CoV-2 viral load in throat saliva samples correlates with clinical outcomes from COVID-19

Simon Collins, HIV i-Base

This longitudinal observational cohort study describes coronavirus viral load in saliva throat samples in 23 people diagnosed with laboratory confirmed cases of COVID-19 in Hong Kong.

Higher viral load was associated with more symptoms, slower recover and poorer outcomes.

“The median viral load in posterior oropharyngeal saliva or other respiratory specimens at presentation was 5·2 log10 copies per mL (IQR 4·1–7·0). Salivary viral load was highest during the first week after symptom onset and subsequently declined with time (slope −0·15, 95% CI −0·19 to −0·11; R2=0·71). In one patient, viral RNA was detected 25 days after symptom onset.”

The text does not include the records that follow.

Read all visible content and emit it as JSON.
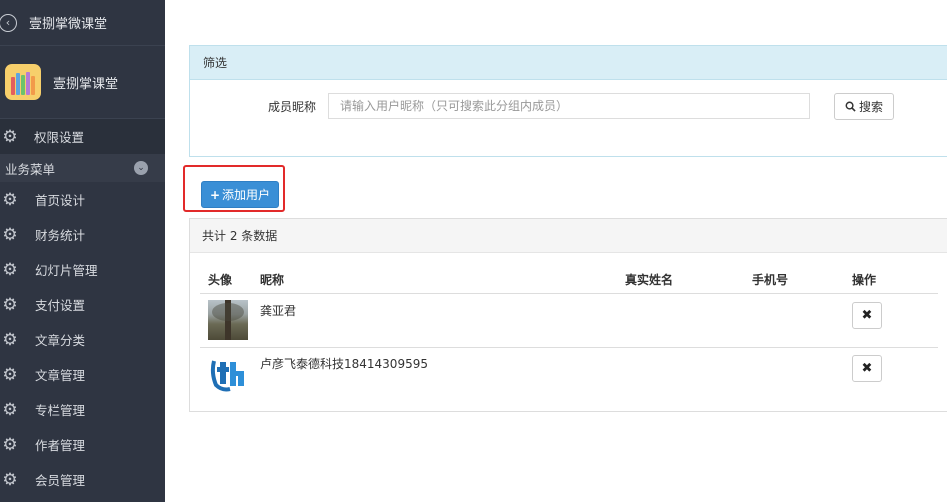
{
  "sidebar": {
    "top_title": "壹捌掌微课堂",
    "brand_name": "壹捌掌课堂",
    "permission_item": "权限设置",
    "group_label": "业务菜单",
    "items": [
      {
        "label": "首页设计"
      },
      {
        "label": "财务统计"
      },
      {
        "label": "幻灯片管理"
      },
      {
        "label": "支付设置"
      },
      {
        "label": "文章分类"
      },
      {
        "label": "文章管理"
      },
      {
        "label": "专栏管理"
      },
      {
        "label": "作者管理"
      },
      {
        "label": "会员管理"
      }
    ]
  },
  "filter": {
    "title": "筛选",
    "label": "成员昵称",
    "placeholder": "请输入用户昵称（只可搜索此分组内成员）",
    "search_label": "搜索"
  },
  "add_button": {
    "label": "添加用户"
  },
  "list": {
    "summary": "共计 2 条数据",
    "columns": [
      "头像",
      "昵称",
      "真实姓名",
      "手机号",
      "操作"
    ],
    "rows": [
      {
        "nickname": "龚亚君",
        "real_name": "",
        "phone": "",
        "delete_label": "✖"
      },
      {
        "nickname": "卢彦飞泰德科技18414309595",
        "real_name": "",
        "phone": "",
        "delete_label": "✖"
      }
    ]
  },
  "colors": {
    "sidebar_bg": "#2f3542",
    "primary": "#3a8fd6",
    "highlight": "#e22a2a",
    "filter_head": "#d9eef6"
  }
}
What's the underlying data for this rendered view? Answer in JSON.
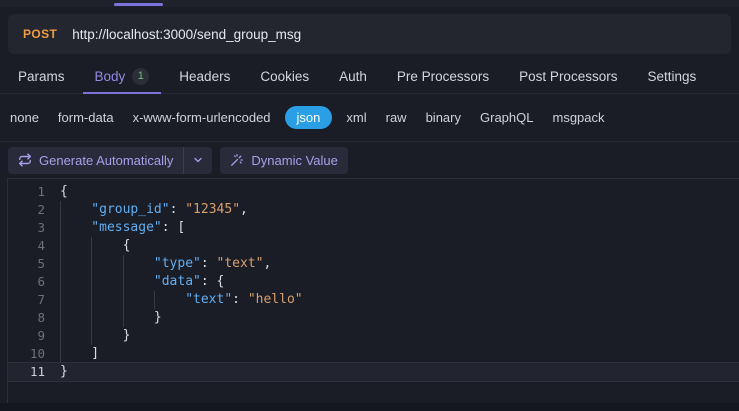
{
  "window": {
    "top_tab_indicator_color": "#7c73da"
  },
  "request_bar": {
    "method": "POST",
    "url": "http://localhost:3000/send_group_msg",
    "method_color": "#ef9b40"
  },
  "tabs": [
    {
      "label": "Params"
    },
    {
      "label": "Body",
      "badge": "1",
      "active": true
    },
    {
      "label": "Headers"
    },
    {
      "label": "Cookies"
    },
    {
      "label": "Auth"
    },
    {
      "label": "Pre Processors"
    },
    {
      "label": "Post Processors"
    },
    {
      "label": "Settings"
    }
  ],
  "body_types": [
    {
      "label": "none"
    },
    {
      "label": "form-data"
    },
    {
      "label": "x-www-form-urlencoded"
    },
    {
      "label": "json",
      "active": true
    },
    {
      "label": "xml"
    },
    {
      "label": "raw"
    },
    {
      "label": "binary"
    },
    {
      "label": "GraphQL"
    },
    {
      "label": "msgpack"
    }
  ],
  "toolbar": {
    "generate_label": "Generate Automatically",
    "generate_icon": "repeat-icon",
    "generate_dropdown_icon": "chevron-down-icon",
    "dynamic_label": "Dynamic Value",
    "dynamic_icon": "magic-wand-icon",
    "accent_color": "#2b9fe6",
    "button_text_color": "#a6a0e8"
  },
  "editor": {
    "active_line": 11,
    "syntax_colors": {
      "key": "#61aef2",
      "string": "#d89f6e",
      "punctuation": "#dadde4"
    },
    "lines": [
      {
        "num": "1",
        "guides": 0,
        "tokens": [
          {
            "t": "punc",
            "v": "{"
          }
        ]
      },
      {
        "num": "2",
        "guides": 1,
        "tokens": [
          {
            "t": "key",
            "v": "\"group_id\""
          },
          {
            "t": "punc",
            "v": ": "
          },
          {
            "t": "str",
            "v": "\"12345\""
          },
          {
            "t": "punc",
            "v": ","
          }
        ]
      },
      {
        "num": "3",
        "guides": 1,
        "tokens": [
          {
            "t": "key",
            "v": "\"message\""
          },
          {
            "t": "punc",
            "v": ": ["
          }
        ]
      },
      {
        "num": "4",
        "guides": 2,
        "tokens": [
          {
            "t": "punc",
            "v": "{"
          }
        ]
      },
      {
        "num": "5",
        "guides": 3,
        "tokens": [
          {
            "t": "key",
            "v": "\"type\""
          },
          {
            "t": "punc",
            "v": ": "
          },
          {
            "t": "str",
            "v": "\"text\""
          },
          {
            "t": "punc",
            "v": ","
          }
        ]
      },
      {
        "num": "6",
        "guides": 3,
        "tokens": [
          {
            "t": "key",
            "v": "\"data\""
          },
          {
            "t": "punc",
            "v": ": {"
          }
        ]
      },
      {
        "num": "7",
        "guides": 4,
        "tokens": [
          {
            "t": "key",
            "v": "\"text\""
          },
          {
            "t": "punc",
            "v": ": "
          },
          {
            "t": "str",
            "v": "\"hello\""
          }
        ]
      },
      {
        "num": "8",
        "guides": 3,
        "tokens": [
          {
            "t": "punc",
            "v": "}"
          }
        ]
      },
      {
        "num": "9",
        "guides": 2,
        "tokens": [
          {
            "t": "punc",
            "v": "}"
          }
        ]
      },
      {
        "num": "10",
        "guides": 1,
        "tokens": [
          {
            "t": "punc",
            "v": "]"
          }
        ]
      },
      {
        "num": "11",
        "guides": 0,
        "tokens": [
          {
            "t": "punc",
            "v": "}"
          }
        ]
      }
    ]
  }
}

Ref: To KK-W et al. Temporal profiles of viral load in posterior oropharyngeal saliva samples and serum antibody responses during infection by SARS-CoV-2: an observational cohort study. Lancet Infectious Disease. DOI: 10.1016/S1473-3099(20)30196-1. (23 March 2020).

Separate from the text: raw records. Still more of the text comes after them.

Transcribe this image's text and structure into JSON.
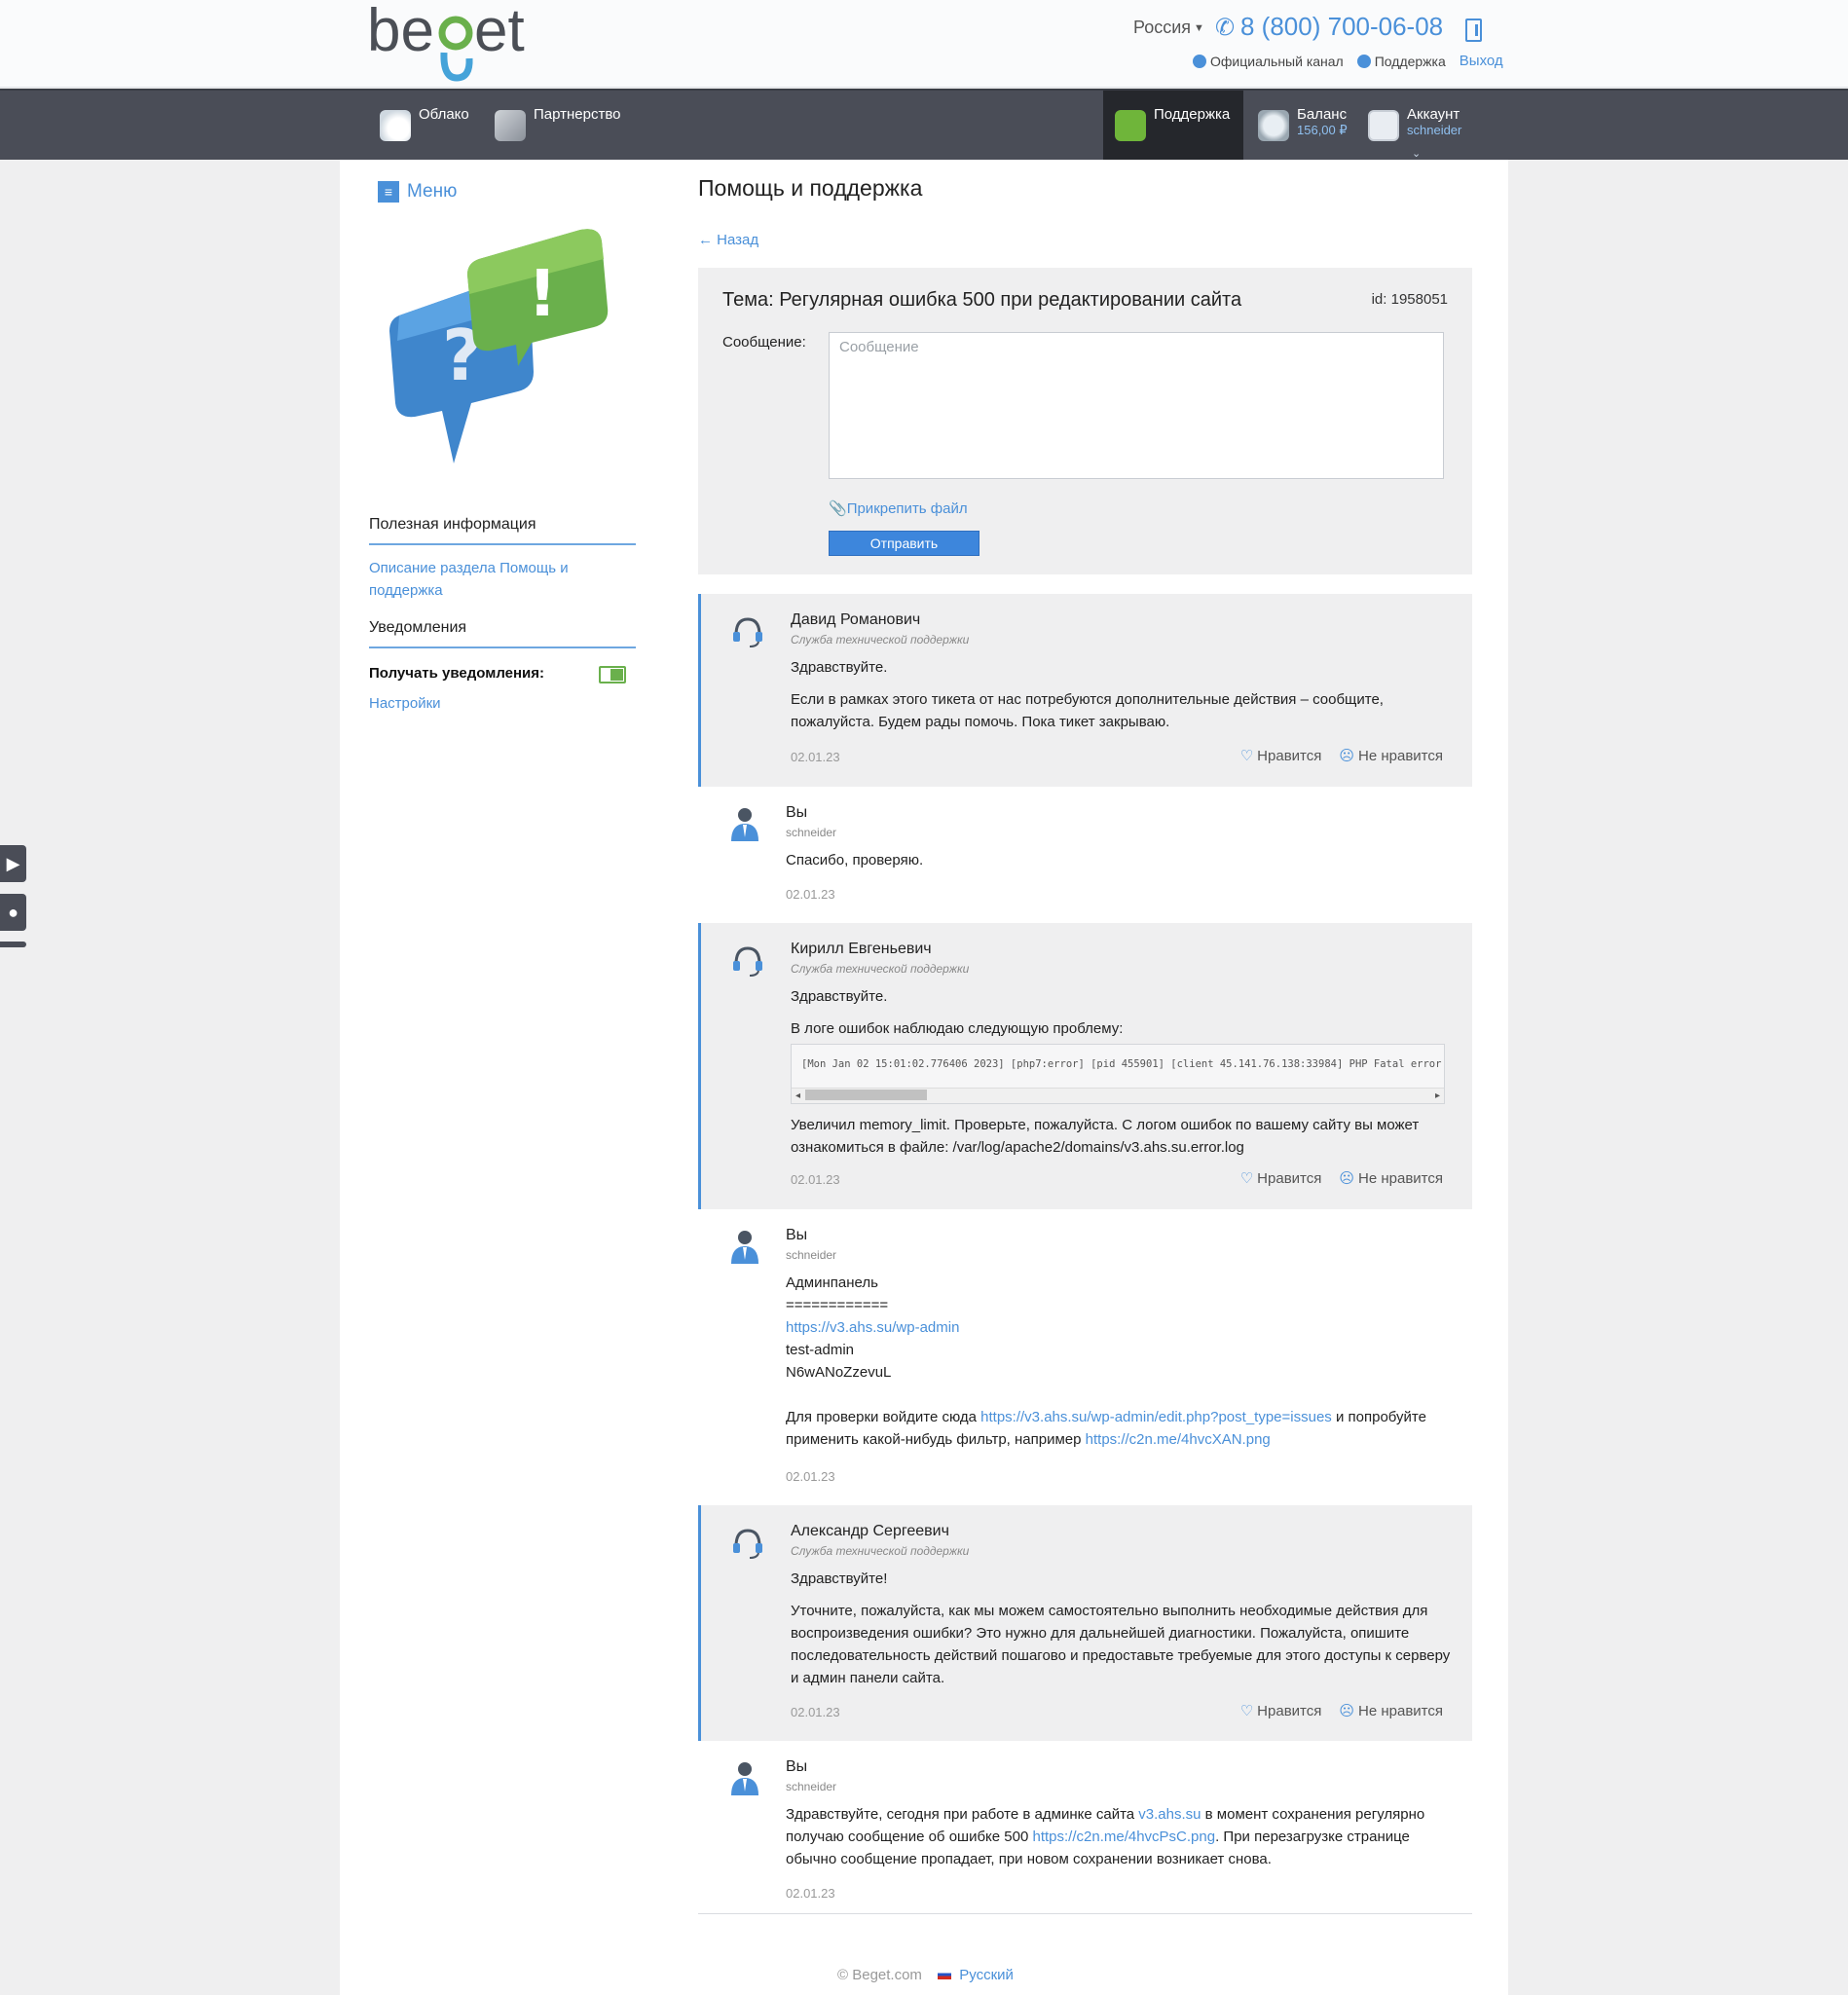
{
  "header": {
    "logo": "beget",
    "region": "Россия",
    "phone": "8 (800) 700-06-08",
    "official_channel": "Официальный канал",
    "support_link": "Поддержка",
    "logout": "Выход"
  },
  "nav": {
    "cloud": "Облако",
    "partnership": "Партнерство",
    "support": "Поддержка",
    "balance_label": "Баланс",
    "balance_value": "156,00 ₽",
    "account_label": "Аккаунт",
    "account_value": "schneider"
  },
  "sidebar": {
    "menu": "Меню",
    "useful_info_title": "Полезная информация",
    "useful_info_link": "Описание раздела Помощь и поддержка",
    "notifications_title": "Уведомления",
    "receive_notifications": "Получать уведомления:",
    "settings": "Настройки"
  },
  "main": {
    "title": "Помощь и поддержка",
    "back": "← Назад",
    "topic": "Тема: Регулярная ошибка 500 при редактировании сайта",
    "ticket_id": "id: 1958051",
    "message_label": "Сообщение:",
    "message_placeholder": "Сообщение",
    "attach": "Прикрепить файл",
    "send": "Отправить"
  },
  "labels": {
    "like": "Нравится",
    "dislike": "Не нравится"
  },
  "messages": [
    {
      "author": "Давид Романович",
      "role": "Служба технической поддержки",
      "p1": "Здравствуйте.",
      "p2": "Если в рамках этого тикета от нас потребуются дополнительные действия – сообщите, пожалуйста. Будем рады помочь. Пока тикет закрываю.",
      "date": "02.01.23"
    },
    {
      "author": "Вы",
      "role": "schneider",
      "p1": "Спасибо, проверяю.",
      "date": "02.01.23"
    },
    {
      "author": "Кирилл Евгеньевич",
      "role": "Служба технической поддержки",
      "p1": "Здравствуйте.",
      "p2": "В логе ошибок наблюдаю следующую проблему:",
      "code": "[Mon Jan 02 15:01:02.776406 2023] [php7:error] [pid 455901] [client 45.141.76.138:33984] PHP Fatal error",
      "p3": "Увеличил memory_limit. Проверьте, пожалуйста. С логом ошибок по вашему сайту вы может ознакомиться в файле: /var/log/apache2/domains/v3.ahs.su.error.log",
      "date": "02.01.23"
    },
    {
      "author": "Вы",
      "role": "schneider",
      "l1": "Админпанель",
      "l2": "============",
      "l3": "https://v3.ahs.su/wp-admin",
      "l4": "test-admin",
      "l5": "N6wANoZzevuL",
      "p_pre": "Для проверки войдите сюда ",
      "link1": "https://v3.ahs.su/wp-admin/edit.php?post_type=issues",
      "p_mid": " и попробуйте применить какой-нибудь фильтр, например ",
      "link2": "https://c2n.me/4hvcXAN.png",
      "date": "02.01.23"
    },
    {
      "author": "Александр Сергеевич",
      "role": "Служба технической поддержки",
      "p1": "Здравствуйте!",
      "p2": "Уточните, пожалуйста, как мы можем самостоятельно выполнить необходимые действия для воспроизведения ошибки? Это нужно для дальнейшей диагностики. Пожалуйста, опишите последовательность действий пошагово и предоставьте требуемые для этого доступы к серверу и админ панели сайта.",
      "date": "02.01.23"
    },
    {
      "author": "Вы",
      "role": "schneider",
      "p_pre": "Здравствуйте, сегодня при работе в админке сайта ",
      "link1": "v3.ahs.su",
      "p_mid": " в момент сохранения регулярно получаю сообщение об ошибке 500 ",
      "link2": "https://c2n.me/4hvcPsC.png",
      "p_post": ". При перезагрузке странице обычно сообщение пропадает, при новом сохранении возникает снова.",
      "date": "02.01.23"
    }
  ],
  "footer": {
    "copyright": "© Beget.com",
    "language": "Русский"
  },
  "colors": {
    "accent": "#4a90d9",
    "nav_bg": "#4a4d57",
    "brand_green": "#6ab04c"
  }
}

Links to other websites are current at date of posting but not maintained.